* _Exercise goal_:
In the entries below, find each line with the word "Synthesis" and pull it out.

* _Dataset excerpts_:
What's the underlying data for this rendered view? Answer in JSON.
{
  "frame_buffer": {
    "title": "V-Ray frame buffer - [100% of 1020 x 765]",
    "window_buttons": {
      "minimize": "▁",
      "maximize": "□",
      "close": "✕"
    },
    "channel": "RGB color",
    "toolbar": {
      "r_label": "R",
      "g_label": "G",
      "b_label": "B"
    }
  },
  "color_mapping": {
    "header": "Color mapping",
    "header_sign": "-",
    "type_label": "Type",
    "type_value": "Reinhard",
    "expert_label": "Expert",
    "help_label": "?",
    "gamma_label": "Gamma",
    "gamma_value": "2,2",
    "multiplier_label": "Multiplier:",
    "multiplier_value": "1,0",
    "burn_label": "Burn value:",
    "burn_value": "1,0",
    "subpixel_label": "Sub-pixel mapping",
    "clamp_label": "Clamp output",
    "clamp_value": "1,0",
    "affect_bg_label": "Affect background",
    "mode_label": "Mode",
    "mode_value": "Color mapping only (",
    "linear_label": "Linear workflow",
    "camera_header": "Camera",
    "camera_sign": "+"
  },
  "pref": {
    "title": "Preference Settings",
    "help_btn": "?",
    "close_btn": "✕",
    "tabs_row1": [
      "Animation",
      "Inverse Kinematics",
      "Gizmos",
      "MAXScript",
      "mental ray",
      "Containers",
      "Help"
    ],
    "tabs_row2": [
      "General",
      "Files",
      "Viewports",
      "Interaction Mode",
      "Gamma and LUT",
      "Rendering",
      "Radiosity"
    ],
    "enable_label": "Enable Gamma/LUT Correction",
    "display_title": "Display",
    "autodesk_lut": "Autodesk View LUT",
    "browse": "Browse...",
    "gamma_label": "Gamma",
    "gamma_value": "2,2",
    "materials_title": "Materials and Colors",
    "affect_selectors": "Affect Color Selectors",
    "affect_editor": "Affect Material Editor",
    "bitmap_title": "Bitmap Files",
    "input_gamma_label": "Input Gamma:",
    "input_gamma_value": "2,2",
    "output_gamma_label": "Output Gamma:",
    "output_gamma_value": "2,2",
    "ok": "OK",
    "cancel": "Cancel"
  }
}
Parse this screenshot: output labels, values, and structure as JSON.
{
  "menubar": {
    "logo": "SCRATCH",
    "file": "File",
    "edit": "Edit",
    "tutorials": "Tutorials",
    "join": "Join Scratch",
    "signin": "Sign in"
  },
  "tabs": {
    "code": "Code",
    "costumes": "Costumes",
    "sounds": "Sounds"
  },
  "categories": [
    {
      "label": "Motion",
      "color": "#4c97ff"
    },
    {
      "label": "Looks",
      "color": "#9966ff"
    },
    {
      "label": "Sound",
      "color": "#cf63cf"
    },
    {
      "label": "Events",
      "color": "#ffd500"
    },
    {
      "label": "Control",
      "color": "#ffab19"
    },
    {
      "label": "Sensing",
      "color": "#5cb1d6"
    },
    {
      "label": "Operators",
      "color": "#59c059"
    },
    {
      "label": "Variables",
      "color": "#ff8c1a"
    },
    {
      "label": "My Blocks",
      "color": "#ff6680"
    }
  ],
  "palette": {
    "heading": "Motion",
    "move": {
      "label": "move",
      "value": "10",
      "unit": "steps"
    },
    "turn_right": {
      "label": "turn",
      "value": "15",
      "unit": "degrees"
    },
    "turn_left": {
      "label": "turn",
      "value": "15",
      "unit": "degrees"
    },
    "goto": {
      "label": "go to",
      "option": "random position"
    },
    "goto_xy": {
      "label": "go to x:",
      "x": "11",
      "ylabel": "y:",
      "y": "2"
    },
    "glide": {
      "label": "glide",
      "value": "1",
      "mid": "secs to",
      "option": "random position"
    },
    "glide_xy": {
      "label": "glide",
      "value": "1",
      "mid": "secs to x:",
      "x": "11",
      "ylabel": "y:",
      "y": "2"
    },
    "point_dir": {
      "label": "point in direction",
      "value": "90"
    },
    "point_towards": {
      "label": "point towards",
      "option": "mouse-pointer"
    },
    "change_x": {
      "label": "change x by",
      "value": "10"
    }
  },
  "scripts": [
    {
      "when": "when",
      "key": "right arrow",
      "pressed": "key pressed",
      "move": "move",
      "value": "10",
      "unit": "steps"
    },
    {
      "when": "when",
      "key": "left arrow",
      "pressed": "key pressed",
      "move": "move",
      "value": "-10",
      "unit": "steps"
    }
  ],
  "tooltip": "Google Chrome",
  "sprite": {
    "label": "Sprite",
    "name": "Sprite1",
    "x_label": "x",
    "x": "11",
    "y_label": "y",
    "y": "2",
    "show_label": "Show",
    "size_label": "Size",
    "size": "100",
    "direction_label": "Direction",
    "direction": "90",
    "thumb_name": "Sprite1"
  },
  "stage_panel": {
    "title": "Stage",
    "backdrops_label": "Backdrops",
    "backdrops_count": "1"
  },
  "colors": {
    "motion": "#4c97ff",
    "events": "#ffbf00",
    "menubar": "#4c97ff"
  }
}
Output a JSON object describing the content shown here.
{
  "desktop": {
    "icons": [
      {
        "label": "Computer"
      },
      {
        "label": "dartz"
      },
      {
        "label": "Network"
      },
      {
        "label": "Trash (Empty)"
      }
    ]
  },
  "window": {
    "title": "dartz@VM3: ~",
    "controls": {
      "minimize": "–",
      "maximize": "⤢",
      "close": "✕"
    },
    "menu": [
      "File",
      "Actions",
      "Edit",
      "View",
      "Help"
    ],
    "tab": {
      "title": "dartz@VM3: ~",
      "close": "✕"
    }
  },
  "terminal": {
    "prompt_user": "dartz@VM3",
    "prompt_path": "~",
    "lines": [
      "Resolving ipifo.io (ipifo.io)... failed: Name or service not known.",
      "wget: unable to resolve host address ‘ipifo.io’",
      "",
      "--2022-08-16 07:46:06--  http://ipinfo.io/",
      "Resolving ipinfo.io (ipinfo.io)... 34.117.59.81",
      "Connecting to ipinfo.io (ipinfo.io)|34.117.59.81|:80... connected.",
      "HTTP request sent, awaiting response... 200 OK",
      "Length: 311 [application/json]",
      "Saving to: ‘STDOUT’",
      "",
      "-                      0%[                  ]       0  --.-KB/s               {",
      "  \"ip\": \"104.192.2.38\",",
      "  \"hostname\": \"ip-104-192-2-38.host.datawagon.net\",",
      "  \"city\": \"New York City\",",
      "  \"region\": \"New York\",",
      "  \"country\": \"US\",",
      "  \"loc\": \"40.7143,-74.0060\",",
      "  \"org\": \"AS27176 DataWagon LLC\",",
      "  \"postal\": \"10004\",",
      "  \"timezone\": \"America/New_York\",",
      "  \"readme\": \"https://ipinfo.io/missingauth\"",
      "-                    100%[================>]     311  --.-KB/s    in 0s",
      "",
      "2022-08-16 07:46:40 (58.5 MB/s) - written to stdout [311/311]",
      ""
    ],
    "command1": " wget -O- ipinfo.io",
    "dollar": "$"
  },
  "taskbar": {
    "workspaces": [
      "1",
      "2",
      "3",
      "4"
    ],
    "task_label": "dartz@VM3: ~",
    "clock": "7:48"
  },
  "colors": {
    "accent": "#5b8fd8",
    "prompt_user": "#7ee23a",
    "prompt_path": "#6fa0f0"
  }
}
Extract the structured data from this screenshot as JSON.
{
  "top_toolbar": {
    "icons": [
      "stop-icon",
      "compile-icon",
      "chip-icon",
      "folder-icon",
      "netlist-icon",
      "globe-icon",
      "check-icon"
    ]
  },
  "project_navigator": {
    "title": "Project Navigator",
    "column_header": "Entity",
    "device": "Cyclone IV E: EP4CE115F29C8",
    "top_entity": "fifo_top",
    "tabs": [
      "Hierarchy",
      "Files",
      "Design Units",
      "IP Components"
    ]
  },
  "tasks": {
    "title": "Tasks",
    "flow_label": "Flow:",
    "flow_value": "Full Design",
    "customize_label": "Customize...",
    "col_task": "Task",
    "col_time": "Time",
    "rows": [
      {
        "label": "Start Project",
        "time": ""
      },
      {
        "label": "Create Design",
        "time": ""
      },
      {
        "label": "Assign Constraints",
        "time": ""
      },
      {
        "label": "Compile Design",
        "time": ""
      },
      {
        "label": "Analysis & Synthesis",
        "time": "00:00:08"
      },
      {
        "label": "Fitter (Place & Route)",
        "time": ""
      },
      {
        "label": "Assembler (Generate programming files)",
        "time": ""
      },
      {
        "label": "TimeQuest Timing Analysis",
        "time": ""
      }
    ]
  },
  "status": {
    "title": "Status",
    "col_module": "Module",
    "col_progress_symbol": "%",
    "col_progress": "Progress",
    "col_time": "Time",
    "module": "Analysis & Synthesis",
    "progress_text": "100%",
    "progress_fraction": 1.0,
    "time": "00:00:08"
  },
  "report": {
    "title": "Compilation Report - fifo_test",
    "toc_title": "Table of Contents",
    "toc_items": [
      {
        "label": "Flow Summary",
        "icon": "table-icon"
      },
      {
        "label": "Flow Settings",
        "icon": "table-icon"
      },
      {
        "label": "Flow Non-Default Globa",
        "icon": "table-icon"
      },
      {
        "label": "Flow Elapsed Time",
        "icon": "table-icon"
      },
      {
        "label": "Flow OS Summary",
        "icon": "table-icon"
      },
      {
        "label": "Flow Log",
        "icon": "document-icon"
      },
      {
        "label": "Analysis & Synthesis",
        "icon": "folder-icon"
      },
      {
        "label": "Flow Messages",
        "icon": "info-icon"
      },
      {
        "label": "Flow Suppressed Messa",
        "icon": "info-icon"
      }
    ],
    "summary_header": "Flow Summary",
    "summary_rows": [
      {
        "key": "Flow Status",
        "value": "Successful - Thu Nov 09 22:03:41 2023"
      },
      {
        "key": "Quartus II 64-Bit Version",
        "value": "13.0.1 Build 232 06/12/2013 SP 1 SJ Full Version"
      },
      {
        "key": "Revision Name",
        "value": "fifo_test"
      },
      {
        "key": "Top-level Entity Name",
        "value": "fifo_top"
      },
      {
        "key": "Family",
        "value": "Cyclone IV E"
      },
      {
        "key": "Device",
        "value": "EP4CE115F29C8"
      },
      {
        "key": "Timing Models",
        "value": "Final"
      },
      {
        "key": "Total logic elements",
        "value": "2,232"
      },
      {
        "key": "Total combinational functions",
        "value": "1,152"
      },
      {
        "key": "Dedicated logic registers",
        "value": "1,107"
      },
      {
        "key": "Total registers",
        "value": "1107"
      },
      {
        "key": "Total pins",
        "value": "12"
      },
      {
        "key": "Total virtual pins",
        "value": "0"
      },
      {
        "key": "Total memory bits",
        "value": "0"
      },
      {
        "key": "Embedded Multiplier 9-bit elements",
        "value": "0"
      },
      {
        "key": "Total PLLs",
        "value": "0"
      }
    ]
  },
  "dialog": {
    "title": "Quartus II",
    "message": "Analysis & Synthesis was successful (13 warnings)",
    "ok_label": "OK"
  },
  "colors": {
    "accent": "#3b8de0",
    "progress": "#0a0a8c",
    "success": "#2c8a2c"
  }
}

* _Expected answer_:
        "label": "Analysis & Synthesis",
    "module": "Analysis & Synthesis",
        "label": "Analysis & Synthesis",
    "message": "Analysis & Synthesis was successful (13 warnings)",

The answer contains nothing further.